Not wanting to be left out, the local Tyroler drinks his Gösser, steals the American’s gun, shoots the German and says, ‘In Tyrol, we have so many Germans, we don’t have to drink with the same one twice’.
(The Tyrol region in western Austria is an extremely popular holiday destination for Germans for its skiing and hiking season. There is no real industry in the area aside from tourism.)
Coming from the same realm as ‘Knock, Knock’ jokes, Alle Kinder humour follows a specific structure which can be used to make extremely dark and hilarious jokes.
The basic structure is:
All the children are [doing some activity] except [child’s name] who… [a word that must rhyme with the child’s name].
Example: All the children are playing with knives except for Ted who is now dead.
A German example: Alle Kinder laufen in den Bunker, nur nicht Beate, die fängt die Granate. [All the children run in the bunker, except for Beate, who caught the grenade].
Antiwitze jokes come from the kind of humour that is so absurd, you can’t help but laugh and are what Americans would probably file under the ‘Dad jokes’ category.
First example: Two muffins are next to each other baking in the oven. Suddenly, one of them says, ‘Is it hot in here or is it just me?’ to which the other muffin replies, ‘Oh my god—it’s a talking muffin!’
Second example: Two guys are walking over a bridge. One falls in the water, the other is called Helmut.
This category of jokes makes fun of the sort of old-timey wisdom you might find in a Farmer’s Almanac (Bauernregeln means ‘farmer’s rules’ or weather lore)—something along the lines of ‘April showers bring May flowers’. The point of these jokes is to fit as much filthy nonsense into an otherwise anodyne rhyming couplet.
Nimmt der Ochse ein Kondom, lacht der Kuhstall voller Hohn!
(If the ox were to use a condom, the whole barn would laugh at him.)
Wenn es nachts im Bette kracht, der Bauer seine Erben macht.
(When the bed creaks in the night, the farmer is making his inheritance.)
This one requires some explaining, and even then it isn’t funny. Before you try understanding it yourself, it’s important to know that in most German government and public buildings, the bathrooms are numbered 00:
A man says to his colleague, ‘Hey Stefan, how was your vacation?’ ‘Terrible’, Stefan replies. ‘I stayed in Room 100 and on the first day, the number 1 fell off the door.’
In Germany, the butt of idiot jokes are always people from the East Frisian Islands in the North Sea. Any joke you can think of involving a blonde or a Newfoundlander will work with an Ostfriese.
A classic example:

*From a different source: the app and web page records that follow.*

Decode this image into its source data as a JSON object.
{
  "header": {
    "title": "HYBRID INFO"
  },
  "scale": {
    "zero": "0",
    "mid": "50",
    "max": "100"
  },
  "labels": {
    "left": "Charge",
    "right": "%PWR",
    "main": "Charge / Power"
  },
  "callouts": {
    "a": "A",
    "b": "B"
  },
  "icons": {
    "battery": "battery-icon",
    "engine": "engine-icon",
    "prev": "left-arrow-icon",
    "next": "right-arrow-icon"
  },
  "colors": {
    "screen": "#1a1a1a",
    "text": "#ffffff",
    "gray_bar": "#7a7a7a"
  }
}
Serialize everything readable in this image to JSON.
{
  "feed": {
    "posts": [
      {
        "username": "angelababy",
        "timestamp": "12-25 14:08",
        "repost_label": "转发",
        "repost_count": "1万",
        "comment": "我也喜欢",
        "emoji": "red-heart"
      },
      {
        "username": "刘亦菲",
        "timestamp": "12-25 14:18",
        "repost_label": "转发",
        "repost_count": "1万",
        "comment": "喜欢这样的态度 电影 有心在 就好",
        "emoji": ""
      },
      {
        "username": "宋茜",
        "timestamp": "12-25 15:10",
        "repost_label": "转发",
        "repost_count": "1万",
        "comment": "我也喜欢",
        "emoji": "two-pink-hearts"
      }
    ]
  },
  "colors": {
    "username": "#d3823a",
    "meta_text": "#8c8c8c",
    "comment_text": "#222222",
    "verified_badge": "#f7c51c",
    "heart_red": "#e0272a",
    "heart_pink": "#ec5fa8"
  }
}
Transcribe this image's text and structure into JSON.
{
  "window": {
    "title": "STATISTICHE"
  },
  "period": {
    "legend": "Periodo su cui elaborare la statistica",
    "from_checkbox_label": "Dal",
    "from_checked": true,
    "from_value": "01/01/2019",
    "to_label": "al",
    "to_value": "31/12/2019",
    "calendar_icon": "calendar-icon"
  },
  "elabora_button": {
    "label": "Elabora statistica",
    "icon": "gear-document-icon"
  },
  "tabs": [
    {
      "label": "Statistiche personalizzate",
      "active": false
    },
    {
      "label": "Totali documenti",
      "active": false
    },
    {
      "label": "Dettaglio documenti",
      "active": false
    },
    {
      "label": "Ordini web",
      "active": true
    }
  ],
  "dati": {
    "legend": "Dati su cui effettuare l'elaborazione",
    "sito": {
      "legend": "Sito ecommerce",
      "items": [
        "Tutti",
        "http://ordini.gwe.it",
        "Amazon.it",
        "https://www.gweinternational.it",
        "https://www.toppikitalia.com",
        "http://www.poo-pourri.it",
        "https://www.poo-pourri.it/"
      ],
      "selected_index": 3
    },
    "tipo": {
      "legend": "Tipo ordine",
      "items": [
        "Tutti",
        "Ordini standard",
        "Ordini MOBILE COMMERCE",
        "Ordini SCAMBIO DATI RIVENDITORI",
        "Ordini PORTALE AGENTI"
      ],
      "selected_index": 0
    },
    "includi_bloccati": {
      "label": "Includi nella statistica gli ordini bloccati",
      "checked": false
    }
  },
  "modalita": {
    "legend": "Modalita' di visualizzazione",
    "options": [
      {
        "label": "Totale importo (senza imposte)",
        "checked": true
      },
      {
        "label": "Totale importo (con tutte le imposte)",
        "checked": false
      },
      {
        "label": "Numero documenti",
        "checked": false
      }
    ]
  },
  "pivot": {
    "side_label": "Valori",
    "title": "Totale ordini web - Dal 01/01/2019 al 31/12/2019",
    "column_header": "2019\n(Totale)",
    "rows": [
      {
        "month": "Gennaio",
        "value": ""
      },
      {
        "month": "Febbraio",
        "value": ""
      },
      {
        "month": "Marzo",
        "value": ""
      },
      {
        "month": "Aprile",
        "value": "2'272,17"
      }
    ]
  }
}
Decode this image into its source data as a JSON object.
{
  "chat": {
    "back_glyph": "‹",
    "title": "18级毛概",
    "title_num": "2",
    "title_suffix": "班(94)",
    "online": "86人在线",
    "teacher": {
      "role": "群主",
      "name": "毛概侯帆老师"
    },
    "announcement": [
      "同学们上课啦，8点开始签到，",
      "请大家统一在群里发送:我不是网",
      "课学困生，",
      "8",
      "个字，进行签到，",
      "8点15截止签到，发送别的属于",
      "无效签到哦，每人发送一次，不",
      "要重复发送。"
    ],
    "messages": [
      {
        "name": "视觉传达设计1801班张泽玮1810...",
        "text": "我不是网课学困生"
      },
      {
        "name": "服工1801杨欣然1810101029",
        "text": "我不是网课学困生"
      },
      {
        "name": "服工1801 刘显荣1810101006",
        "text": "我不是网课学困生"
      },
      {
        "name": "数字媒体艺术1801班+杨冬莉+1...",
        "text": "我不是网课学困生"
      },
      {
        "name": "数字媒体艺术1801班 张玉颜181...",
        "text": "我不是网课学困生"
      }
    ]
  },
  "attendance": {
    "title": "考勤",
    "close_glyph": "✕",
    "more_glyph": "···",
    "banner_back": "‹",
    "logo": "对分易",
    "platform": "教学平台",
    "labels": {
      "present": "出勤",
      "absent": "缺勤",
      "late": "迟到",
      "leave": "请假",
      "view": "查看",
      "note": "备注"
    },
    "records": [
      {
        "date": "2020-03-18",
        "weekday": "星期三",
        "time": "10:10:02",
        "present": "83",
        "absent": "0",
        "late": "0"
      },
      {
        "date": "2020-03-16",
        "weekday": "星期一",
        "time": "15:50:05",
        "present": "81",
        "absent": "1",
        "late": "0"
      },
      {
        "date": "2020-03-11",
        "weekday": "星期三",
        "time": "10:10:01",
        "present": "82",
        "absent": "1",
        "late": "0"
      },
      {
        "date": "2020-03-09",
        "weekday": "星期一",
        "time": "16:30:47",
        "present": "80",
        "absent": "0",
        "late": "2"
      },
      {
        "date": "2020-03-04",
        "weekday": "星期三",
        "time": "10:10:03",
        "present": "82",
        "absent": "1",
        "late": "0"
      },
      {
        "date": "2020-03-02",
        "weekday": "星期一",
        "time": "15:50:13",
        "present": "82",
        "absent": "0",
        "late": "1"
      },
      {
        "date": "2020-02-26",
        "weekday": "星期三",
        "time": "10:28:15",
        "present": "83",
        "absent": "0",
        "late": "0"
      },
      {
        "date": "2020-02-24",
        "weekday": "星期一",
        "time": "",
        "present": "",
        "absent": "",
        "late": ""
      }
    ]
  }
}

An East Frisian spaceship captain is addressing his crew. ‘Everybody’, he says proudly, ‘I’m very excited to announce that we are finally ready to embark on our mission to the sun. We will be the first in the world to do it and I can’t wait to show everyone we’re not as dumb as they all say we are.’
‘But wait’, one of the astronauts ventures. ‘Isn’t it too hot?’ The captain rolls his eyes and says, ‘Jörg, it’s questions like that that give us East Frisians a bad reputation. I can assure you, heat will not be a problem. We’re travelling at night.’